The debate went up a gear yesterday, when independent distributor ST Holdings pulled its music catalogue from streaming sites.
Hopkins turned the air blue on Twitter today, reporting: "Got paid £8 for 90,000 plays. Fuck spotify."
He later added: "Radio 1 pay about £50 for each play."
That set in motion a stream of opinion from industry execs to Music Week's @MusicWeekNews account.
Radio presenter Stuart Miller wrote: "This Spotify thing is a total joke. I make dance music. If Radio 1 plays like 6 mins I get £120 or around that from PRS."
Universal product manager Steve Marsh came out in Spotify's defence, commenting: "How much did they get paid from pirated music...would that be £0? Spotify is reducing the amount of pirated music."
Music publishing house Sentric also stuck up for the beleagured platform. They said of Hopkins: "Yes, he gets £120 for a six minute play on Radio 1; because 8 million people are listening to it... If he received 8 million streams on Spotify he'd be earning more than £120 in royalties... Spotify is good for artists & the music industry. Can we all just get along with our lives and embrace it please?"
Universal's Jamie Vaide said: "Streaming can never replace sales as a major income source - but many people are stealing, not buying... I think the killer point is artists get SOMETHING from @Spotify whereas they get NOTHING from illegal downloading."

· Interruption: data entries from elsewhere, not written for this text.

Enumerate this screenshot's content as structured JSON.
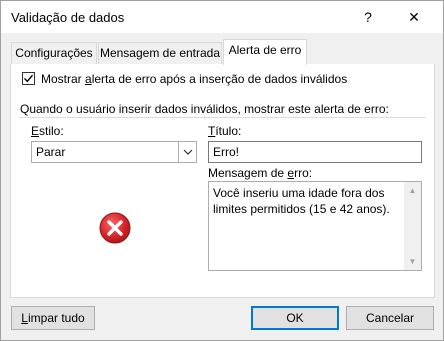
{
  "window": {
    "title": "Validação de dados",
    "help_glyph": "?",
    "close_glyph": "✕"
  },
  "tabs": [
    {
      "label": "Configurações",
      "active": false
    },
    {
      "label": "Mensagem de entrada",
      "active": false
    },
    {
      "label": "Alerta de erro",
      "active": true
    }
  ],
  "alert": {
    "show_checkbox": {
      "checked": true,
      "label_pre": "Mostrar ",
      "label_access": "a",
      "label_post": "lerta de erro após a inserção de dados inválidos"
    },
    "section_heading": "Quando o usuário inserir dados inválidos, mostrar este alerta de erro:",
    "style": {
      "label_access": "E",
      "label_rest": "stilo:",
      "value": "Parar",
      "icon": "error-stop-icon"
    },
    "title_field": {
      "label_access": "T",
      "label_rest": "ítulo:",
      "value": "Erro!"
    },
    "message_field": {
      "label_pre": "Mensagem de ",
      "label_access": "e",
      "label_post": "rro:",
      "value": "Você inseriu uma idade fora dos limites permitidos (15 e 42 anos)."
    }
  },
  "buttons": {
    "clear_access": "L",
    "clear_rest": "impar tudo",
    "ok": "OK",
    "cancel": "Cancelar"
  },
  "colors": {
    "error_red": "#d9262a",
    "default_button_border": "#0078d7"
  }
}
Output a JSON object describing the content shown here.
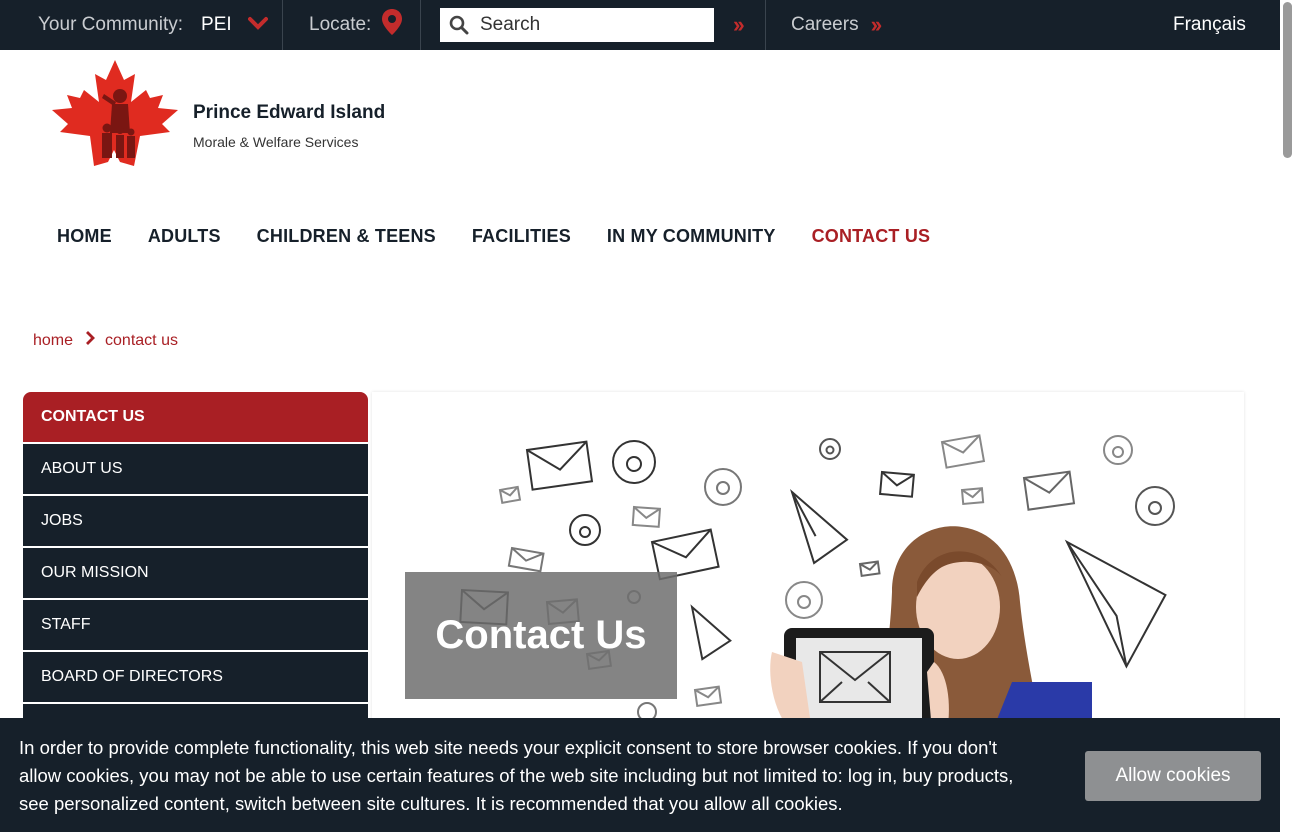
{
  "topbar": {
    "community_label": "Your Community:",
    "community_value": "PEI",
    "locate_label": "Locate:",
    "search_placeholder": "Search",
    "careers_label": "Careers",
    "language_link": "Français"
  },
  "header": {
    "site_title": "Prince Edward Island",
    "site_subtitle": "Morale & Welfare Services"
  },
  "main_nav": {
    "items": [
      "HOME",
      "ADULTS",
      "CHILDREN & TEENS",
      "FACILITIES",
      "IN MY COMMUNITY",
      "CONTACT US"
    ],
    "active": "CONTACT US"
  },
  "breadcrumb": {
    "home": "home",
    "current": "contact us"
  },
  "side_nav": {
    "items": [
      "CONTACT US",
      "ABOUT US",
      "JOBS",
      "OUR MISSION",
      "STAFF",
      "BOARD OF DIRECTORS"
    ]
  },
  "hero": {
    "title": "Contact Us"
  },
  "cookie_banner": {
    "text": "In order to provide complete functionality, this web site needs your explicit consent to store browser cookies. If you don't allow cookies, you may not be able to use certain features of the web site including but not limited to: log in, buy products, see personalized content, switch between site cultures. It is recommended that you allow all cookies.",
    "button_label": "Allow cookies"
  },
  "colors": {
    "dark_navy": "#16202a",
    "brand_red": "#a91f24",
    "accent_red": "#c32c2c",
    "button_gray": "#8e9092"
  },
  "icons": [
    "chevron-down-icon",
    "location-pin-icon",
    "search-icon",
    "double-chevron-right-icon",
    "chevron-right-icon"
  ]
}
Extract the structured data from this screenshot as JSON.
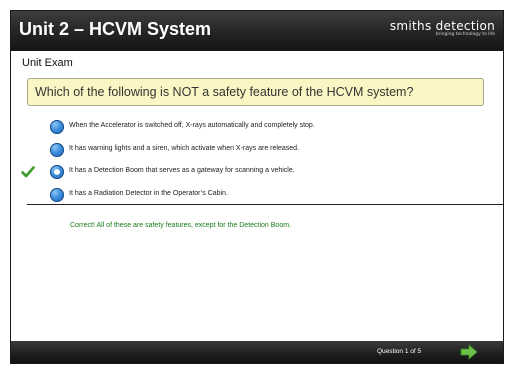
{
  "header": {
    "title": "Unit 2 – HCVM System",
    "brand_name": "smiths detection",
    "brand_tagline": "bringing technology to life"
  },
  "section_label": "Unit Exam",
  "question": "Which of the following is NOT a safety feature of the HCVM system?",
  "options": [
    {
      "text": "When the Accelerator is switched off, X-rays automatically and completely stop.",
      "selected": false,
      "correct_mark": false
    },
    {
      "text": "It has warning lights and a siren, which activate when X-rays are released.",
      "selected": false,
      "correct_mark": false
    },
    {
      "text": "It has a Detection Boom that serves as a gateway for scanning a vehicle.",
      "selected": true,
      "correct_mark": true
    },
    {
      "text": "It has a Radiation Detector in the Operator’s Cabin.",
      "selected": false,
      "correct_mark": false
    }
  ],
  "feedback": "Correct! All of these are safety features, except for the Detection Boom.",
  "footer": {
    "progress": "Question 1 of 5"
  },
  "icons": {
    "check": "check-icon",
    "next": "next-arrow-icon"
  },
  "colors": {
    "question_bg": "#fbf7c4",
    "feedback_text": "#1a7a1a",
    "check_mark": "#3f9a2c",
    "next_arrow": "#6cc24a",
    "radio_blue": "#2f7fd2"
  }
}
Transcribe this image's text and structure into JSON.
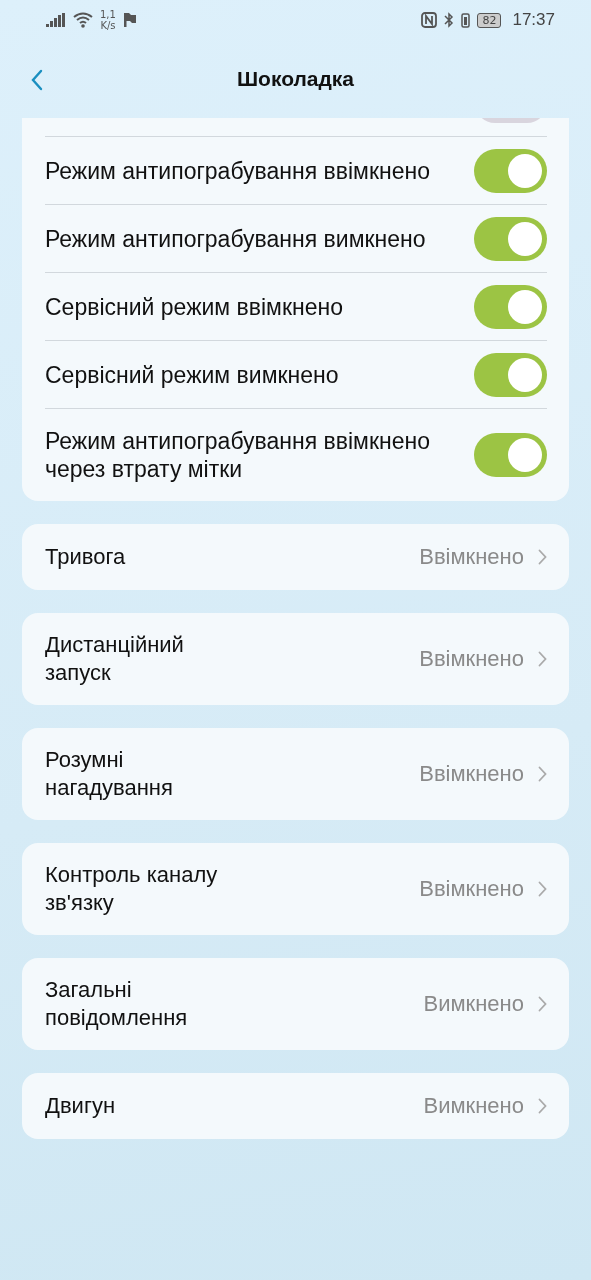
{
  "status_bar": {
    "speed_value": "1,1",
    "speed_unit": "K/s",
    "battery": "82",
    "time": "17:37"
  },
  "header": {
    "title": "Шоколадка"
  },
  "partial_toggle": {
    "on": false
  },
  "toggles": [
    {
      "label": "Режим антипограбування ввімкнено",
      "on": true
    },
    {
      "label": "Режим антипограбування вимкнено",
      "on": true
    },
    {
      "label": "Сервісний режим ввімкнено",
      "on": true
    },
    {
      "label": "Сервісний режим вимкнено",
      "on": true
    },
    {
      "label": "Режим антипограбування ввімкнено через втрату мітки",
      "on": true
    }
  ],
  "settings": [
    {
      "label": "Тривога",
      "value": "Ввімкнено"
    },
    {
      "label": "Дистанційний запуск",
      "value": "Ввімкнено"
    },
    {
      "label": "Розумні нагадування",
      "value": "Ввімкнено"
    },
    {
      "label": "Контроль каналу зв'язку",
      "value": "Ввімкнено"
    },
    {
      "label": "Загальні повідомлення",
      "value": "Вимкнено"
    },
    {
      "label": "Двигун",
      "value": "Вимкнено"
    }
  ]
}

Others were less forgiving. The BBC's Wales Music account Tweeted: "Didn't Madonna get about 3s 6d for millions of plays? Streaming surely can't pay long term for artists..."
Record producer Dom Morley called Spotify "pointless", while UK pop songwriting collective The House of Mammoth said: "Spotify = this generation's mix tapes."
Coldplay decided not to release their album Mylo Xyloto onto Spotify and other streaming sites last month.
Other famous Spotify snubbers include Tom Waits and Adele - whose album 21 is unavailable on the platform, although individual tracks can be streamed.